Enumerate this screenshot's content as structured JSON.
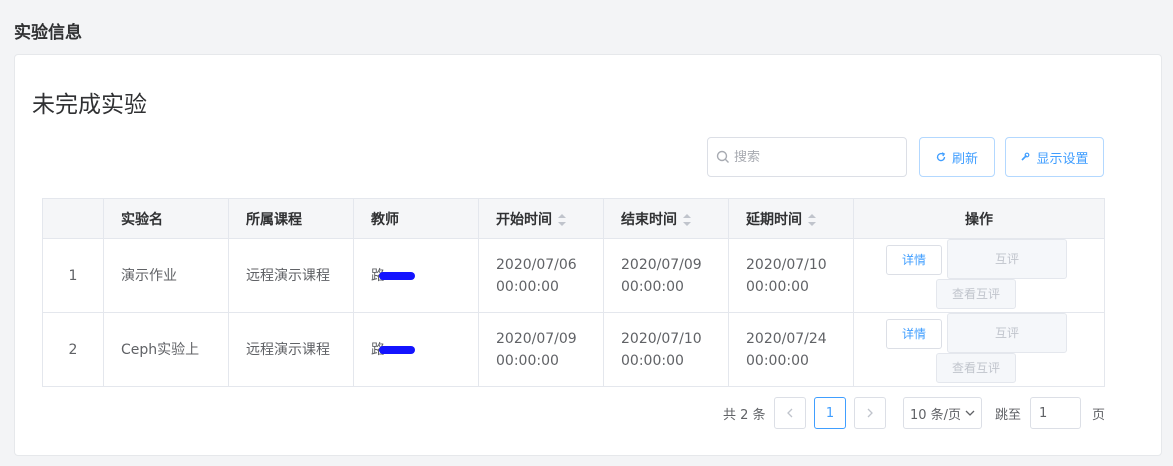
{
  "header": {
    "section_title": "实验信息"
  },
  "card": {
    "title": "未完成实验"
  },
  "toolbar": {
    "search_placeholder": "搜索",
    "refresh_label": "刷新",
    "settings_label": "显示设置"
  },
  "table": {
    "columns": [
      "",
      "实验名",
      "所属课程",
      "教师",
      "开始时间",
      "结束时间",
      "延期时间",
      "操作"
    ],
    "rows": [
      {
        "idx": "1",
        "name": "演示作业",
        "course": "远程演示课程",
        "teacher": "路",
        "start": "2020/07/06 00:00:00",
        "end": "2020/07/09 00:00:00",
        "delay": "2020/07/10 00:00:00"
      },
      {
        "idx": "2",
        "name": "Ceph实验上",
        "course": "远程演示课程",
        "teacher": "路",
        "start": "2020/07/09 00:00:00",
        "end": "2020/07/10 00:00:00",
        "delay": "2020/07/24 00:00:00"
      }
    ],
    "ops": {
      "detail": "详情",
      "review": "互评",
      "view_review": "查看互评"
    }
  },
  "pagination": {
    "total_text": "共 2 条",
    "current_page": "1",
    "page_size": "10 条/页",
    "goto_label": "跳至",
    "goto_value": "1",
    "page_unit": "页"
  },
  "colors": {
    "primary": "#409eff",
    "redaction": "#1414ff"
  }
}
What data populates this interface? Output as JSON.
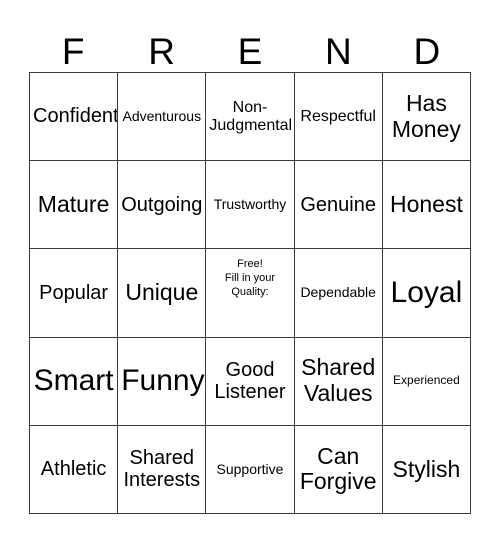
{
  "card": {
    "header": {
      "letters": [
        {
          "label": "F"
        },
        {
          "label": "R"
        },
        {
          "label": "E"
        },
        {
          "label": "N"
        },
        {
          "label": "D"
        }
      ]
    },
    "grid": {
      "rows": 5,
      "columns": 5,
      "border_color": "#3b3b3b",
      "background_color": "#ffffff",
      "text_color": "#000000",
      "cells": [
        {
          "text": "Confident",
          "size": "lg",
          "free": false
        },
        {
          "text": "Adventurous",
          "size": "sm",
          "free": false
        },
        {
          "text": "Non-\nJudgmental",
          "size": "md",
          "free": false
        },
        {
          "text": "Respectful",
          "size": "md",
          "free": false
        },
        {
          "text": "Has\nMoney",
          "size": "xl",
          "free": false
        },
        {
          "text": "Mature",
          "size": "xl",
          "free": false
        },
        {
          "text": "Outgoing",
          "size": "lg",
          "free": false
        },
        {
          "text": "Trustworthy",
          "size": "sm",
          "free": false
        },
        {
          "text": "Genuine",
          "size": "lg",
          "free": false
        },
        {
          "text": "Honest",
          "size": "xl",
          "free": false
        },
        {
          "text": "Popular",
          "size": "lg",
          "free": false
        },
        {
          "text": "Unique",
          "size": "xl",
          "free": false
        },
        {
          "text": "Free!\nFill in your\nQuality:",
          "size": "xs",
          "free": true
        },
        {
          "text": "Dependable",
          "size": "sm",
          "free": false
        },
        {
          "text": "Loyal",
          "size": "xxl",
          "free": false
        },
        {
          "text": "Smart",
          "size": "xxl",
          "free": false
        },
        {
          "text": "Funny",
          "size": "xxl",
          "free": false
        },
        {
          "text": "Good\nListener",
          "size": "lg",
          "free": false
        },
        {
          "text": "Shared\nValues",
          "size": "xl",
          "free": false
        },
        {
          "text": "Experienced",
          "size": "xs",
          "free": false
        },
        {
          "text": "Athletic",
          "size": "lg",
          "free": false
        },
        {
          "text": "Shared\nInterests",
          "size": "lg",
          "free": false
        },
        {
          "text": "Supportive",
          "size": "sm",
          "free": false
        },
        {
          "text": "Can\nForgive",
          "size": "xl",
          "free": false
        },
        {
          "text": "Stylish",
          "size": "xl",
          "free": false
        }
      ]
    }
  }
}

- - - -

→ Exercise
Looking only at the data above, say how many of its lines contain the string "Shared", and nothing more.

→ Result of the exercise
2